• _Work task_
Reproduce word for word the line that contains "Extract the structured" and each line that follows it, stopping after the final line of the material.

▬▬▬

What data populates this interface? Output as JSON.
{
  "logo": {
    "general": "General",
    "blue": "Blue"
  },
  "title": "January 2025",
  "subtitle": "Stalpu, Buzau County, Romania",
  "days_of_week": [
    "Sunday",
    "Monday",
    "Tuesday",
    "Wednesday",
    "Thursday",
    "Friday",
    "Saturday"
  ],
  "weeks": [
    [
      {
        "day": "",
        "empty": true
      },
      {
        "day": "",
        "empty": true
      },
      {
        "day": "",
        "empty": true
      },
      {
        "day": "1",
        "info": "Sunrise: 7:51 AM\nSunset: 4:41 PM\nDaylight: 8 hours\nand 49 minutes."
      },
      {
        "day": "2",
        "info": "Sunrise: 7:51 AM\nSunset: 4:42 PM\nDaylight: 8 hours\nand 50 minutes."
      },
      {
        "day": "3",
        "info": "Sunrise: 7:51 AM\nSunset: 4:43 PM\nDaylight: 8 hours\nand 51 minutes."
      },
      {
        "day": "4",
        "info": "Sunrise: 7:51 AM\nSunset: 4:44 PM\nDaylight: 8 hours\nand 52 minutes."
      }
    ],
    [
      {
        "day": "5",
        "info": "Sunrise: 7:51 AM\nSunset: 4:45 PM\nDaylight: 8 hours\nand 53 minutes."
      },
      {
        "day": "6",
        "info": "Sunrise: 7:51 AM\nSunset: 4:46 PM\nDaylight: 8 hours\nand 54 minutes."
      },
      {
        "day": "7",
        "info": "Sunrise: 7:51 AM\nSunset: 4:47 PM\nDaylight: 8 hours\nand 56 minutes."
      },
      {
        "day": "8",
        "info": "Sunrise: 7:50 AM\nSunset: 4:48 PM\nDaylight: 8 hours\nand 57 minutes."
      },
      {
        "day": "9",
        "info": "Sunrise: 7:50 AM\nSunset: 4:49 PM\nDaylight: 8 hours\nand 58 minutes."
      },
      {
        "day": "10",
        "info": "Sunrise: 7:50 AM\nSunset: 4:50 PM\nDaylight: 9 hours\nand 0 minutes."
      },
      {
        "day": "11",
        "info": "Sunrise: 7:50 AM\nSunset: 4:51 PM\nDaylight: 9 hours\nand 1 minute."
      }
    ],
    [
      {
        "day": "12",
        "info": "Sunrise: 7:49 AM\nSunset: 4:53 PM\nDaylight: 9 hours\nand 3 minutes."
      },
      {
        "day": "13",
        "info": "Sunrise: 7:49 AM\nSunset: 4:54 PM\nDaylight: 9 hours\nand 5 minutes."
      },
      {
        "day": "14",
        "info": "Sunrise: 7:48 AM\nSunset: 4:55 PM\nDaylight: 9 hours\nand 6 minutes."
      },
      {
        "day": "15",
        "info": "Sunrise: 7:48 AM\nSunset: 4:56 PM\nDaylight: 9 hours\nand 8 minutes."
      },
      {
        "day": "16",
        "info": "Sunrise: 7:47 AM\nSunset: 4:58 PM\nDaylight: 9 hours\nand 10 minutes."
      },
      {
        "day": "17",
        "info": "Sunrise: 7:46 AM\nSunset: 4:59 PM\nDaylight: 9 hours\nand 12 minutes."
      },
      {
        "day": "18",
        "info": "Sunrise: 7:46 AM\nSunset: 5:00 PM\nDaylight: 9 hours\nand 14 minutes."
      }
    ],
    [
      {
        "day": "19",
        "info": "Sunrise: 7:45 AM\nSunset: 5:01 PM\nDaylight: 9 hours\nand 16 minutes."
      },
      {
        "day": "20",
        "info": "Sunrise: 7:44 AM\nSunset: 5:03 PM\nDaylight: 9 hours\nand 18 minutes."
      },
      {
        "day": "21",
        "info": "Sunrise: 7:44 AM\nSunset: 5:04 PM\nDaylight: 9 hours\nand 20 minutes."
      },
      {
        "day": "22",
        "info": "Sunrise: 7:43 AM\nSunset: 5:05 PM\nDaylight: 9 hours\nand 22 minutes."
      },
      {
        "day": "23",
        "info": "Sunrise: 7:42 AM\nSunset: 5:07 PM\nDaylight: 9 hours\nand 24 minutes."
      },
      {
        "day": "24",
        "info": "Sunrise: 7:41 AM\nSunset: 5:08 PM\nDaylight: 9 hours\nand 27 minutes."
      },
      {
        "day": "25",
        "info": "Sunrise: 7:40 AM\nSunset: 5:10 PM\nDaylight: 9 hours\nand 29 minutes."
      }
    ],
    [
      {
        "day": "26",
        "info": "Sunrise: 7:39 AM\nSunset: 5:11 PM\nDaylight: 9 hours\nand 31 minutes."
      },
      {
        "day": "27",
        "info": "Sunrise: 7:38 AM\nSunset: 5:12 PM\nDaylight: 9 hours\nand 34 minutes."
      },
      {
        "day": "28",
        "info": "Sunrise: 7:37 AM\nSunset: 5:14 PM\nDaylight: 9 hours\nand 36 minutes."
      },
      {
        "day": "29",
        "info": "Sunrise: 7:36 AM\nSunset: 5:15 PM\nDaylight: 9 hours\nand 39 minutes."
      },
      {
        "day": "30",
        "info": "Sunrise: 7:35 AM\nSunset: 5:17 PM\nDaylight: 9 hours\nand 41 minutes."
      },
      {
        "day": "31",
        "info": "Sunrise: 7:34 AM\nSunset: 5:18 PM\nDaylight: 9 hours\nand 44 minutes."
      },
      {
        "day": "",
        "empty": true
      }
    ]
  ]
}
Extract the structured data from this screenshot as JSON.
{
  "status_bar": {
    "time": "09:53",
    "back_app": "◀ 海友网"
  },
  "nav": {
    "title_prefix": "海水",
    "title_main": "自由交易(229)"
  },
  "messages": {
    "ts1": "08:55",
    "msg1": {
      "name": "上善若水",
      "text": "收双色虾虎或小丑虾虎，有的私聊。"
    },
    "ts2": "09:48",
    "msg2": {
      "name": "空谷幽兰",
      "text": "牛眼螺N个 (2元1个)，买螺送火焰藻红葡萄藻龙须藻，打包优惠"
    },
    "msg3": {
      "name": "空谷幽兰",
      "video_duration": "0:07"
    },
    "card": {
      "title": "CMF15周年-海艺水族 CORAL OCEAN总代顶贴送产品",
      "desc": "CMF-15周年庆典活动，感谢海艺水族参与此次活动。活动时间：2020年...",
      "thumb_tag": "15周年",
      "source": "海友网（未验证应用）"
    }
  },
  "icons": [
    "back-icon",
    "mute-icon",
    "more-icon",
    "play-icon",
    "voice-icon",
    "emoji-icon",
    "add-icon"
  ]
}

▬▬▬

• _Task answer_
Extract the structured data from this screenshot as JSON.
{
  "status_bar": {
    "time": "09:53",
    "back_app": "◀ 海友网"
  },
  "nav": {
    "title_prefix": "海水",
    "title_main": "自由交易(229)"
  },
  "messages": {
    "ts1": "08:55",
    "msg1": {
      "name": "上善若水",
      "text": "收双色虾虎或小丑虾虎，有的私聊。"
    },
    "ts2": "09:48",
    "msg2": {
      "name": "空谷幽兰",
      "text": "牛眼螺N个 (2元1个)，买螺送火焰藻红葡萄藻龙须藻，打包优惠"
    },
    "msg3": {
      "name": "空谷幽兰",
      "video_duration": "0:07"
    },
    "card": {
      "title": "CMF15周年-海艺水族 CORAL OCEAN总代顶贴送产品",
      "desc": "CMF-15周年庆典活动，感谢海艺水族参与此次活动。活动时间：2020年...",
      "thumb_tag": "15周年",
      "source": "海友网（未验证应用）"
    }
  },
  "icons": [
    "back-icon",
    "mute-icon",
    "more-icon",
    "play-icon",
    "voice-icon",
    "emoji-icon",
    "add-icon"
  ]
}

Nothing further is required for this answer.